YOUR INSTRUCTIONS :: For this exercise, please find the lines in the entries that include the word "Spalten" and copy them.

MATERIALS PROVIDED: Begin

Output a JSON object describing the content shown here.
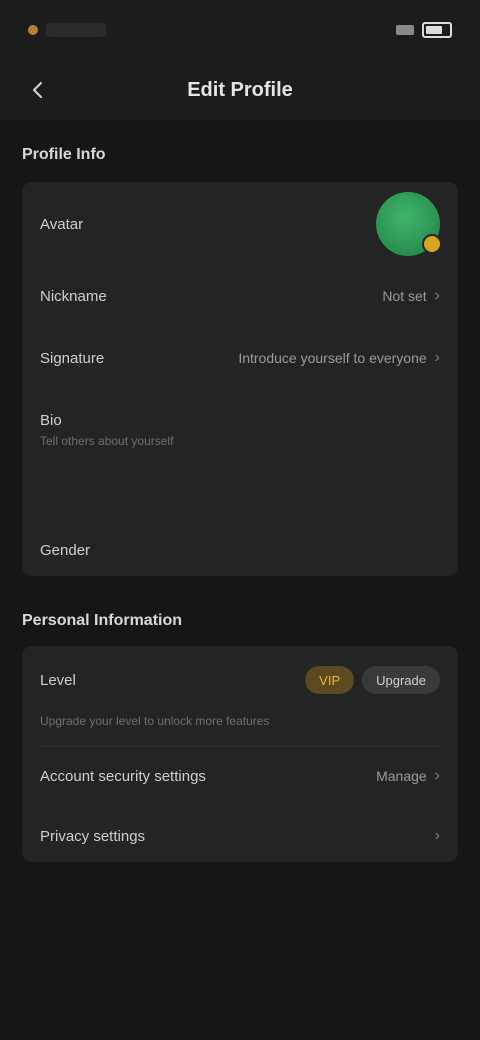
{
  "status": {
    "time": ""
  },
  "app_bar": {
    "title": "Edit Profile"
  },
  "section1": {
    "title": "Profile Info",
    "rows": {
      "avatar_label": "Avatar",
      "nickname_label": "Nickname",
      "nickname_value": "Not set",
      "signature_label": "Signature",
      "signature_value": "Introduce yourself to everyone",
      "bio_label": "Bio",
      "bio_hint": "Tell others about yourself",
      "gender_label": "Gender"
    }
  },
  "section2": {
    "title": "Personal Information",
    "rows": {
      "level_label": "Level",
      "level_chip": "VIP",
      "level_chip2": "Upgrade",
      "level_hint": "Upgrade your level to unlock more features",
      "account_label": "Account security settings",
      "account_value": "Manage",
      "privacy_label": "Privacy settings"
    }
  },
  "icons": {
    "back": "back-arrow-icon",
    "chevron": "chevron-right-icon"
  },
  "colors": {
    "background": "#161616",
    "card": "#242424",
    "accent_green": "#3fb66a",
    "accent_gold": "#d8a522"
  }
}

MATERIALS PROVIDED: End
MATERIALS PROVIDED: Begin

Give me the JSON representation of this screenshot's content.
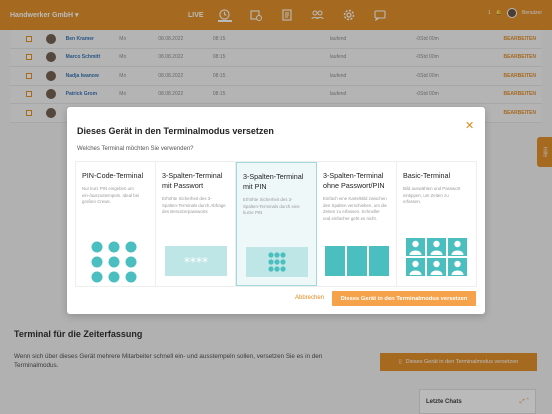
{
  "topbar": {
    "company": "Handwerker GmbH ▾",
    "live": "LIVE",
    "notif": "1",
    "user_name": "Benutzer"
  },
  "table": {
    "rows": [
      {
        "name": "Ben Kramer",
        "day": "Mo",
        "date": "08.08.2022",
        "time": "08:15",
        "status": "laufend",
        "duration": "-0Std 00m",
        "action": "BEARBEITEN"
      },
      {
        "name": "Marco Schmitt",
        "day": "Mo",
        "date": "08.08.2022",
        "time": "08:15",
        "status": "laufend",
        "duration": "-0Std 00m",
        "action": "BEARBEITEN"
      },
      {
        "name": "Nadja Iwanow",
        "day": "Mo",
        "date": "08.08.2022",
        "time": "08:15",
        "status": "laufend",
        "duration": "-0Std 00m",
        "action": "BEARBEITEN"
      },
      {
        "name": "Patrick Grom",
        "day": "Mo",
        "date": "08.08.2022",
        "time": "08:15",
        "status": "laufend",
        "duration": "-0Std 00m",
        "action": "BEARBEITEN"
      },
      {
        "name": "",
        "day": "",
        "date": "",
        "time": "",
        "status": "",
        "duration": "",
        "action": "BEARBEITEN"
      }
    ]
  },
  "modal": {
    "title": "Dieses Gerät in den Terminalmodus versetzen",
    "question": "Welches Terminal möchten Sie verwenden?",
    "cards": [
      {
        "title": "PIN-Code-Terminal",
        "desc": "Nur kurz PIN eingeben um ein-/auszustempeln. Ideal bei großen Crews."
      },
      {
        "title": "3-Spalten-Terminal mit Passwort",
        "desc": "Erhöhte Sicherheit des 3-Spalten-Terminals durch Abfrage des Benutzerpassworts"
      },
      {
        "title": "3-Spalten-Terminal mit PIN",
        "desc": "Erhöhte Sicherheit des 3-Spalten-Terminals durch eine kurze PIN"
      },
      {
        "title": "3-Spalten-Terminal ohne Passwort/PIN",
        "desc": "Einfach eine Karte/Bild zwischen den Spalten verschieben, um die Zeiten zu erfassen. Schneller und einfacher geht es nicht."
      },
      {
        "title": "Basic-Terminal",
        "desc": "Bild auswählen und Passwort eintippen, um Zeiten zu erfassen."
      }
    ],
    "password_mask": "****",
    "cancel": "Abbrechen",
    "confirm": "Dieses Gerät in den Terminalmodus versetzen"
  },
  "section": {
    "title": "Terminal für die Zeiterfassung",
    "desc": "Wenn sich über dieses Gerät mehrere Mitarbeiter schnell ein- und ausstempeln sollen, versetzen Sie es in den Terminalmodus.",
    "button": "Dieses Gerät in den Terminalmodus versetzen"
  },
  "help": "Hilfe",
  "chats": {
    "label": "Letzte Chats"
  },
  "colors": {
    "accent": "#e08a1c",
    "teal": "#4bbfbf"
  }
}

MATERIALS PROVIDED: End

YOUR SOLUTION ::
        "title": "3-Spalten-Terminal mit Passwort",
        "desc": "Erhöhte Sicherheit des 3-Spalten-Terminals durch Abfrage des Benutzerpassworts"
        "title": "3-Spalten-Terminal mit PIN",
        "desc": "Erhöhte Sicherheit des 3-Spalten-Terminals durch eine kurze PIN"
        "title": "3-Spalten-Terminal ohne Passwort/PIN",
        "desc": "Einfach eine Karte/Bild zwischen den Spalten verschieben, um die Zeiten zu erfassen. Schneller und einfacher geht es nicht."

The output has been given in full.